■ **TRY IT**
The word "this" occurs in some lines of the listing. Copy those lines.

-- STUDY MATERIAL follows --

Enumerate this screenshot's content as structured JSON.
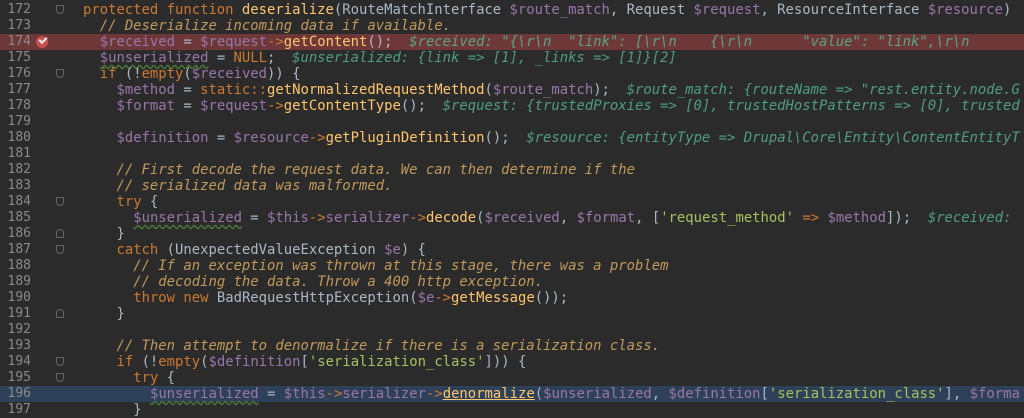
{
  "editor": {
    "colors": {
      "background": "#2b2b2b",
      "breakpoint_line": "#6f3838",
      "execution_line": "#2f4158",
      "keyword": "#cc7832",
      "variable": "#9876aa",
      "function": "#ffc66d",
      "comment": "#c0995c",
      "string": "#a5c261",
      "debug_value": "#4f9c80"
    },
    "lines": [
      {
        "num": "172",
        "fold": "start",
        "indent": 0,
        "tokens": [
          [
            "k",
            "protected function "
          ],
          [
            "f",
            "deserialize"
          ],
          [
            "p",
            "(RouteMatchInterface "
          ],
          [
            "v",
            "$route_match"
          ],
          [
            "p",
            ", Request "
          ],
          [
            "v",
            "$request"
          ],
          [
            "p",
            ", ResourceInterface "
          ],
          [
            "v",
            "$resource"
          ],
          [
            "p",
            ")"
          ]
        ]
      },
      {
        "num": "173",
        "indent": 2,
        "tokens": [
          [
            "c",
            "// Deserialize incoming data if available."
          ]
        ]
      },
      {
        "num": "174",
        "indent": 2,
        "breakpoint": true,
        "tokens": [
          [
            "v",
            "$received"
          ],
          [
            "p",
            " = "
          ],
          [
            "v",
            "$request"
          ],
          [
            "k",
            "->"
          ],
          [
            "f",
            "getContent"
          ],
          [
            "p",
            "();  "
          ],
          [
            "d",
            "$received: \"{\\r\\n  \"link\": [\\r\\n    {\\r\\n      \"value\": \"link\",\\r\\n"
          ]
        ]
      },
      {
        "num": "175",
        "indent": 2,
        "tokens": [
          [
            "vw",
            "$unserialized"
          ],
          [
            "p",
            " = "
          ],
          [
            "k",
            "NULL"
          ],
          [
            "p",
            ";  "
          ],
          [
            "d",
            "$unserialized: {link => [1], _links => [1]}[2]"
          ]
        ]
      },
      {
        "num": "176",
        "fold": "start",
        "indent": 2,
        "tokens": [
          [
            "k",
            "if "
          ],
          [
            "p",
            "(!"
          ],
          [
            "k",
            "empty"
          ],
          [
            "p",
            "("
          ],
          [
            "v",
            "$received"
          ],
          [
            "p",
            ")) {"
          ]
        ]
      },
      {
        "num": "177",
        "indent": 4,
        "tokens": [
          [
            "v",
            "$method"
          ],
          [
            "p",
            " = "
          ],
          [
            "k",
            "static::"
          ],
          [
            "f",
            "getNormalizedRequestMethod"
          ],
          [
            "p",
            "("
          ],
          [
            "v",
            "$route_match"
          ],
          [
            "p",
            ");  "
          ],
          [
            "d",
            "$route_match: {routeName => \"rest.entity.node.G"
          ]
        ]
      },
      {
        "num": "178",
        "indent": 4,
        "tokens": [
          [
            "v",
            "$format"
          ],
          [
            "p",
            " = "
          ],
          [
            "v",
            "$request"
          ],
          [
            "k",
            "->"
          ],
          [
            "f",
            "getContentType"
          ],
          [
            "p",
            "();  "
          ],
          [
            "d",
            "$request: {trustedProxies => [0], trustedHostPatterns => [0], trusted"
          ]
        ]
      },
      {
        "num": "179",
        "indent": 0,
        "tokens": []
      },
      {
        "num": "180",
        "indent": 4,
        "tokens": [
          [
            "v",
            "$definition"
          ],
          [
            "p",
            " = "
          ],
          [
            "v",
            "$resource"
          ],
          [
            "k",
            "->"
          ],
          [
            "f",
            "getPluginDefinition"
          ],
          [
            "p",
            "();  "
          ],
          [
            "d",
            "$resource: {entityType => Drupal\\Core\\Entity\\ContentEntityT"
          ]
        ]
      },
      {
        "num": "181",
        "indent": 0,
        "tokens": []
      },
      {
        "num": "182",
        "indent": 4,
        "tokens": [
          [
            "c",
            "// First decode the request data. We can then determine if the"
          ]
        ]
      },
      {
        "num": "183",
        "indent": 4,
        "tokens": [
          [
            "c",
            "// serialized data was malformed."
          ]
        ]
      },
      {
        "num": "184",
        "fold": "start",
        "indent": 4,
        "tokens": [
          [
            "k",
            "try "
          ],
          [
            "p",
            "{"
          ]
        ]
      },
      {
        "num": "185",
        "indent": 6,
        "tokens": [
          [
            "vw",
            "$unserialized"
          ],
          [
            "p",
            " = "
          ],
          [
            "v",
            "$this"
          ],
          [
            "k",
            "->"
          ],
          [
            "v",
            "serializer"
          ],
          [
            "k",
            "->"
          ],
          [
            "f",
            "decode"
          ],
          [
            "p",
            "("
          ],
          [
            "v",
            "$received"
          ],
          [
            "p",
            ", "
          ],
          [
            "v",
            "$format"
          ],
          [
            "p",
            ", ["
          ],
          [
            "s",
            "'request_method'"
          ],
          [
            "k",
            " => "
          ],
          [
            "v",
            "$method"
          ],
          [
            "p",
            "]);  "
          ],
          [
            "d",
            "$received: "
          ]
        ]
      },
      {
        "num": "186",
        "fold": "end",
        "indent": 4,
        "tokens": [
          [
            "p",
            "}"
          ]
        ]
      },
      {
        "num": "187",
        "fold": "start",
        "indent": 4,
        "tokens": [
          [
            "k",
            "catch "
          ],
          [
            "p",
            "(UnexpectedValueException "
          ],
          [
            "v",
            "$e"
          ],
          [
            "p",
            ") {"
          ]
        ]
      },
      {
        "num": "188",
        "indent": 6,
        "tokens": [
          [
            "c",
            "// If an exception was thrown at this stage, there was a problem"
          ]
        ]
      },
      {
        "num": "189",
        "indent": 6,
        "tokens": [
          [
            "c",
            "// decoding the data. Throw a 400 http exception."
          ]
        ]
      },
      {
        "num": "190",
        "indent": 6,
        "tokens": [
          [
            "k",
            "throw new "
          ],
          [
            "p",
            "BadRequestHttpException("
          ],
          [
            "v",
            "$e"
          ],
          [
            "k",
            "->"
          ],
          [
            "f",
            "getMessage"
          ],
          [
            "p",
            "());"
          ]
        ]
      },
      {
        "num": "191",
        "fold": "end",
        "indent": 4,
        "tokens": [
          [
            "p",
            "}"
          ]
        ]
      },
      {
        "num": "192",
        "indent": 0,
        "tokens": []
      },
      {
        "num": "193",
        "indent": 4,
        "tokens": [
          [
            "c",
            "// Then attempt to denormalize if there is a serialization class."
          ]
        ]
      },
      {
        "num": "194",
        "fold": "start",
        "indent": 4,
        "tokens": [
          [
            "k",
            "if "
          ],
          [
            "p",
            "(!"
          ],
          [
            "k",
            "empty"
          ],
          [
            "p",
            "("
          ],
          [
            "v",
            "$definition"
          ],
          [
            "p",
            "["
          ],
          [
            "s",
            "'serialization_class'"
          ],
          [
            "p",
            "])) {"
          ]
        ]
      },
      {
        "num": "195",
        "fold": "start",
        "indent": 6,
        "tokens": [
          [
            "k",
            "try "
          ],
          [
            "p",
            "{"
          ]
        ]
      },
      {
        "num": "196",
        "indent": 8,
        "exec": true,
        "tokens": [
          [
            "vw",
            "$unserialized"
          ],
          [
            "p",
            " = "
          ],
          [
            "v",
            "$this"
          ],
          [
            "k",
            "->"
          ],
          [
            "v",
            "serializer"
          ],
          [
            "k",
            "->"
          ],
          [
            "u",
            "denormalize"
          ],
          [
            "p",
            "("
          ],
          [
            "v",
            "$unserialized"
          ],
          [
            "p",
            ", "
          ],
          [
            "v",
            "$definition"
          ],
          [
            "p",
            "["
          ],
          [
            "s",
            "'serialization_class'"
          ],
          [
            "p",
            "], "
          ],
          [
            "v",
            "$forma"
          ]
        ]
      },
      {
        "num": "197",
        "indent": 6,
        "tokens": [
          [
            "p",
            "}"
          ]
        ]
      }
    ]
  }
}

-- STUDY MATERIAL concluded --
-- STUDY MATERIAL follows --

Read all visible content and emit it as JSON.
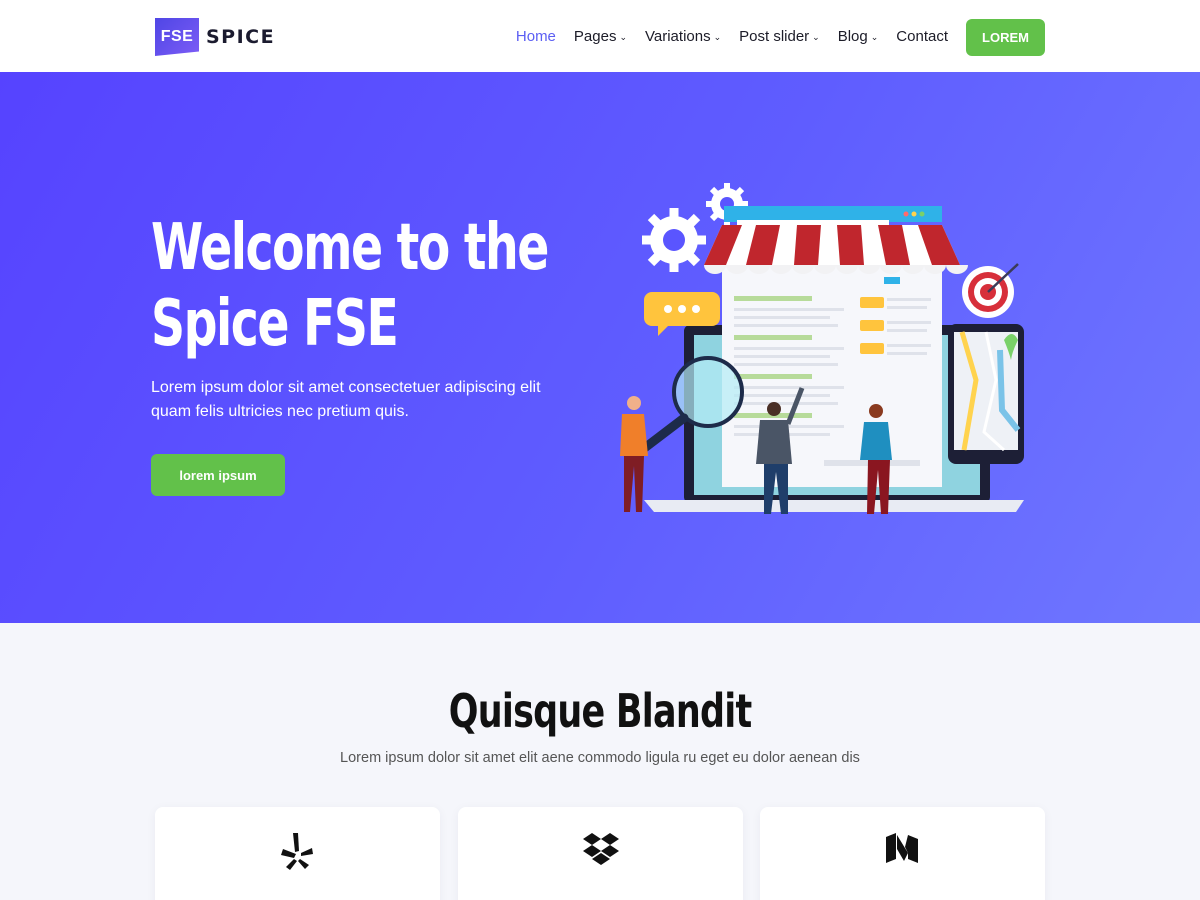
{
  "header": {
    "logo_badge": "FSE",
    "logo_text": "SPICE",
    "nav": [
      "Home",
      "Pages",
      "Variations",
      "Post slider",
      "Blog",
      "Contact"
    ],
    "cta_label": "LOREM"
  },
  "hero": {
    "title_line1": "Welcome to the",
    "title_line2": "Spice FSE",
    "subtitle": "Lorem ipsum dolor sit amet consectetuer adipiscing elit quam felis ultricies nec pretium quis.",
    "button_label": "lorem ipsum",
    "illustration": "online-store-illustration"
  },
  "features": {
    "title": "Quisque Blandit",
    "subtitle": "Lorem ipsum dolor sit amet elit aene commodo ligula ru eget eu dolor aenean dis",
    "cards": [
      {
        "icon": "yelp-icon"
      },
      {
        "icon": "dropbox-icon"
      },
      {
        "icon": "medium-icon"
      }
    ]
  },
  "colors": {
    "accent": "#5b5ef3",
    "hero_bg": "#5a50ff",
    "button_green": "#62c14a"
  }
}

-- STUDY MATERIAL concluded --
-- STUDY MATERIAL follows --

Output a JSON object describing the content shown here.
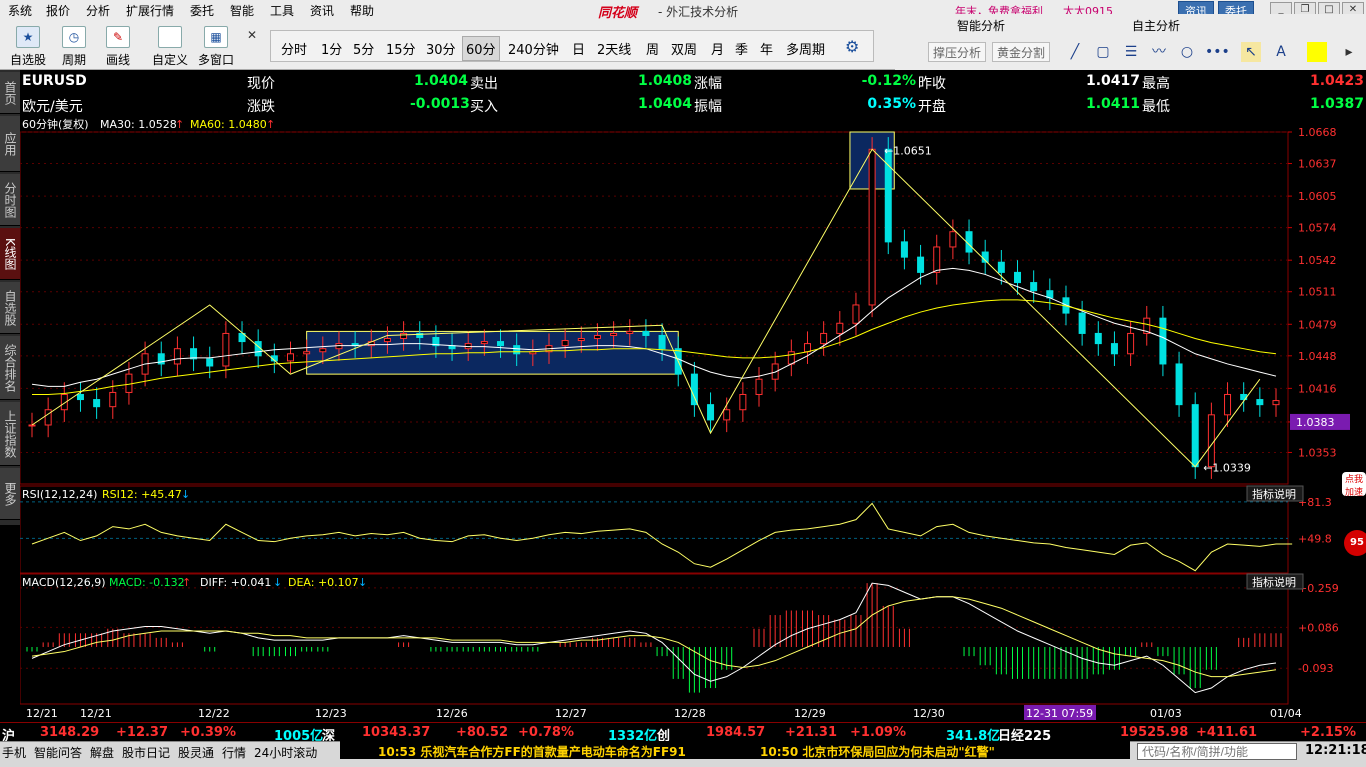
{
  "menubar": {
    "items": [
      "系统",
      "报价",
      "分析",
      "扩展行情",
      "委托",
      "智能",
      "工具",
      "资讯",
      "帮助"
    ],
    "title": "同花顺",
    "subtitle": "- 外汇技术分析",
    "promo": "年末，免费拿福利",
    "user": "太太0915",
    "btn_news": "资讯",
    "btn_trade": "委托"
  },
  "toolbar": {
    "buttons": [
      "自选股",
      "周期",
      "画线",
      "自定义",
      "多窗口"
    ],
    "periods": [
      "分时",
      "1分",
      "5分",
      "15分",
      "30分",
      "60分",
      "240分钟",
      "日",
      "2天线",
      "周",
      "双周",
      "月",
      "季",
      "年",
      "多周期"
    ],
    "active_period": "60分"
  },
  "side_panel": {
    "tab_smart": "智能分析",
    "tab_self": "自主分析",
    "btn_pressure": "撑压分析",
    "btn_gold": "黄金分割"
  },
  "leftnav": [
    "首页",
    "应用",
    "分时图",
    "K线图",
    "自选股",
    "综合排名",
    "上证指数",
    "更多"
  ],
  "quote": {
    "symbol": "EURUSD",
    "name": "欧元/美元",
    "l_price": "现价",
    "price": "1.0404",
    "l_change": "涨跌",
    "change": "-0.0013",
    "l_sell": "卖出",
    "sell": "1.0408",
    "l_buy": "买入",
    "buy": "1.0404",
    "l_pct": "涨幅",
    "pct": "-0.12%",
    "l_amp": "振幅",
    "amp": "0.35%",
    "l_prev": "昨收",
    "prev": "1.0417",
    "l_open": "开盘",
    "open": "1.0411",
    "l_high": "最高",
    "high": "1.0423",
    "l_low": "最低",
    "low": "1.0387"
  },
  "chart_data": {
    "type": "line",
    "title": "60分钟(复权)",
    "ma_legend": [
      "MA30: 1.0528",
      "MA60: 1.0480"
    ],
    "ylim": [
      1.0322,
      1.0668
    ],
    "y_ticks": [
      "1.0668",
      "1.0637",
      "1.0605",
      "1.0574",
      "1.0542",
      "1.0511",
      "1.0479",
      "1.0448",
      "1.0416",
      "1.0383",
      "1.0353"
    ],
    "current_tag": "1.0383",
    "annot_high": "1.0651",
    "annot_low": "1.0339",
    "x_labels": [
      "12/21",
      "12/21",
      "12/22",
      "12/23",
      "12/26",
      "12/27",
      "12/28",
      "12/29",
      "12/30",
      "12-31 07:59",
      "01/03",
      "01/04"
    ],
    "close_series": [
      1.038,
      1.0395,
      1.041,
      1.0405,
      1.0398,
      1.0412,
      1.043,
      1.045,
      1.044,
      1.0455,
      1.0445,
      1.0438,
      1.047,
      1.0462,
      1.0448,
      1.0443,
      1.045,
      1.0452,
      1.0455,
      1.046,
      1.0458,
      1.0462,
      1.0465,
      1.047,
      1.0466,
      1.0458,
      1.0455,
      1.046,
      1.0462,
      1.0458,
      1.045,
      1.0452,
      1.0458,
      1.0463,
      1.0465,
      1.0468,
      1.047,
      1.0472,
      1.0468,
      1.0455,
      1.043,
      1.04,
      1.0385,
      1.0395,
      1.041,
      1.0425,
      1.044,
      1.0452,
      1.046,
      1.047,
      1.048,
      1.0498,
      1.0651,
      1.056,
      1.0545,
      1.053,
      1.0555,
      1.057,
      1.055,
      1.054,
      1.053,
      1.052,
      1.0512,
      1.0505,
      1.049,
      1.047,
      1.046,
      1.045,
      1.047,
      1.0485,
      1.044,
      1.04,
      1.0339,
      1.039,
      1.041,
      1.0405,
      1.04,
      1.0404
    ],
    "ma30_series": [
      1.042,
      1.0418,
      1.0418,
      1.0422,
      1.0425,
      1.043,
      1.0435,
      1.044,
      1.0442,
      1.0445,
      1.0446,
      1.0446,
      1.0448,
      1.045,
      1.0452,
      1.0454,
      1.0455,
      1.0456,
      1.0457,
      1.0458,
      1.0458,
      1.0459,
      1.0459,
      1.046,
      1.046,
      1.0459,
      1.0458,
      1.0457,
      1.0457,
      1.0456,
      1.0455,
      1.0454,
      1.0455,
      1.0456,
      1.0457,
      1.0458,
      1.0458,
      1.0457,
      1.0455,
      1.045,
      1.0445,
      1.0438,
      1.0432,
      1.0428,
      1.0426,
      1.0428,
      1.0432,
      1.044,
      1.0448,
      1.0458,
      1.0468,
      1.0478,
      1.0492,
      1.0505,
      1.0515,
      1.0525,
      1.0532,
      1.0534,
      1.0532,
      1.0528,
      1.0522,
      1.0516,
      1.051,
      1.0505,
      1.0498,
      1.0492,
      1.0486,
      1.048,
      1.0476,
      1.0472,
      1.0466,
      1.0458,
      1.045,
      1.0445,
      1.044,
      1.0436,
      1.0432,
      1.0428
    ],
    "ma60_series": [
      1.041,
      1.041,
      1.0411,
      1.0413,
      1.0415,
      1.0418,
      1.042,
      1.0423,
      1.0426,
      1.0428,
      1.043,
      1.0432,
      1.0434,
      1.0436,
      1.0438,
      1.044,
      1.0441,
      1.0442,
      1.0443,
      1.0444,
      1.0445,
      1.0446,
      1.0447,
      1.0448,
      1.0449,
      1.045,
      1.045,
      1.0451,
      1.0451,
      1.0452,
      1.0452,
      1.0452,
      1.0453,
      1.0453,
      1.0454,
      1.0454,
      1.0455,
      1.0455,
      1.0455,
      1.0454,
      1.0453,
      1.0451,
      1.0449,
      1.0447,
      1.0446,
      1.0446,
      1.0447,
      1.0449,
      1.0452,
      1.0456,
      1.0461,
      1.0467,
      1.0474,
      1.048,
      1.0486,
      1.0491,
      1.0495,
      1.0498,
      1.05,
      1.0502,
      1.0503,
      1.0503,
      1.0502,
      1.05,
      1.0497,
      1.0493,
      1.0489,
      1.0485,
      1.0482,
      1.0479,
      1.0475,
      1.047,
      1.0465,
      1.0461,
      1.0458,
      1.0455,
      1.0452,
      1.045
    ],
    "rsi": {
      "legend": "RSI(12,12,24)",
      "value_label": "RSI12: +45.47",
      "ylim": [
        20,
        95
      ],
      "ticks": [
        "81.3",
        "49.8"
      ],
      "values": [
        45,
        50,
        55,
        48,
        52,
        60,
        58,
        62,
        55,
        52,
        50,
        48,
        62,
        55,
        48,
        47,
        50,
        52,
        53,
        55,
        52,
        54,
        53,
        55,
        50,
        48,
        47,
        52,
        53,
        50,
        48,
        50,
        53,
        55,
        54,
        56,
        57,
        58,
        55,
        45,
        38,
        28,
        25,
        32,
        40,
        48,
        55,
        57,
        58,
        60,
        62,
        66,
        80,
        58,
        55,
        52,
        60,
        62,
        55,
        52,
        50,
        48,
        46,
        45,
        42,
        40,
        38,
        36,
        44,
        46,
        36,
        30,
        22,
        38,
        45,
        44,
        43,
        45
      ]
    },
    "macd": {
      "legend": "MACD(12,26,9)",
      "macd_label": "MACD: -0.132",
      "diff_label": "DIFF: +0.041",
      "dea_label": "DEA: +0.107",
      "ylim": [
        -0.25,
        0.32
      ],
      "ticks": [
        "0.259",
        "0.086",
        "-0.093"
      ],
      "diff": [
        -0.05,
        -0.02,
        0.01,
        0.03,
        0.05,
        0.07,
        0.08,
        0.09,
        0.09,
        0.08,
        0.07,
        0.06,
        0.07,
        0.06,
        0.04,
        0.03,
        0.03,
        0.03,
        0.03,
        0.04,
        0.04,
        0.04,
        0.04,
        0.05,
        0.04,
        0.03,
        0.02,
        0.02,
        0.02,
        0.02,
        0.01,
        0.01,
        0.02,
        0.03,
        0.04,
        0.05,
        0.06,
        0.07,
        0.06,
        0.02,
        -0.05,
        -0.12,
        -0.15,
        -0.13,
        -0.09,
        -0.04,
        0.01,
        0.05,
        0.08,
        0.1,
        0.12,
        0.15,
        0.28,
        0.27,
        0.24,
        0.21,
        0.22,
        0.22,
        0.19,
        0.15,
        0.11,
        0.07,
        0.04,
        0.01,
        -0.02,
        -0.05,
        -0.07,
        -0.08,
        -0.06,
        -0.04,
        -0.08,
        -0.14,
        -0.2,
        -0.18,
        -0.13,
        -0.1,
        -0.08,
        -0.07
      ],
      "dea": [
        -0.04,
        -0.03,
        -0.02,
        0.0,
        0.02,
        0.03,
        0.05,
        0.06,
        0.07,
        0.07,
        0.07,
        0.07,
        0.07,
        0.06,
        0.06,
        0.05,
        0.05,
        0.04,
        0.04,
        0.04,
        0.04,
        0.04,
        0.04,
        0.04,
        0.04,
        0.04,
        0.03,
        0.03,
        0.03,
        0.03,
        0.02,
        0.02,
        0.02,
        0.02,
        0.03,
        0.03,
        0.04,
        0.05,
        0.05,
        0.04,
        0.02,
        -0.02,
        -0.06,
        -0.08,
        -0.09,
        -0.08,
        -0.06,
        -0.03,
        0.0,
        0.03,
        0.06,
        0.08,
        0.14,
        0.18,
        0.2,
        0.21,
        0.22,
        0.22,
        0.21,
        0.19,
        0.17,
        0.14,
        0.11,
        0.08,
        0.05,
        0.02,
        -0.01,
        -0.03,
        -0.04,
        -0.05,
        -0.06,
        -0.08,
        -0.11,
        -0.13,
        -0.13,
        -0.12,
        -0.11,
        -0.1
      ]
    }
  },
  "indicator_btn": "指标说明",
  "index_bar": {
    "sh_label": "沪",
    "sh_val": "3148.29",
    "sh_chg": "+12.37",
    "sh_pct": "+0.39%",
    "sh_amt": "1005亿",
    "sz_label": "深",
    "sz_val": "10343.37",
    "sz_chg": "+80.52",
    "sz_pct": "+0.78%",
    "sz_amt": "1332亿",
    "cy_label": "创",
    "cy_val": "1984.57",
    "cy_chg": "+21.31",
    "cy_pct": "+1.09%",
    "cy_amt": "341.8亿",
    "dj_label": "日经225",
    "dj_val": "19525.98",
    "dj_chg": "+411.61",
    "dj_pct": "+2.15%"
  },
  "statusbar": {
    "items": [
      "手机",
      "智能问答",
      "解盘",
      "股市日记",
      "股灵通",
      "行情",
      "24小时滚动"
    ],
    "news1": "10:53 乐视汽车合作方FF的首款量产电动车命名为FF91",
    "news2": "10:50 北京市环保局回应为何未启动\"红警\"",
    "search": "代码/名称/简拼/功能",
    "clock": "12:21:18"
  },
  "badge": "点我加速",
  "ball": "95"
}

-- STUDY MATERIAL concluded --

■ **WORKED SOLUTION**
Enumerate this screenshot's content as structured JSON.
            "$this"
            "// If an exception was thrown at this stage, there was a problem"
            "$this"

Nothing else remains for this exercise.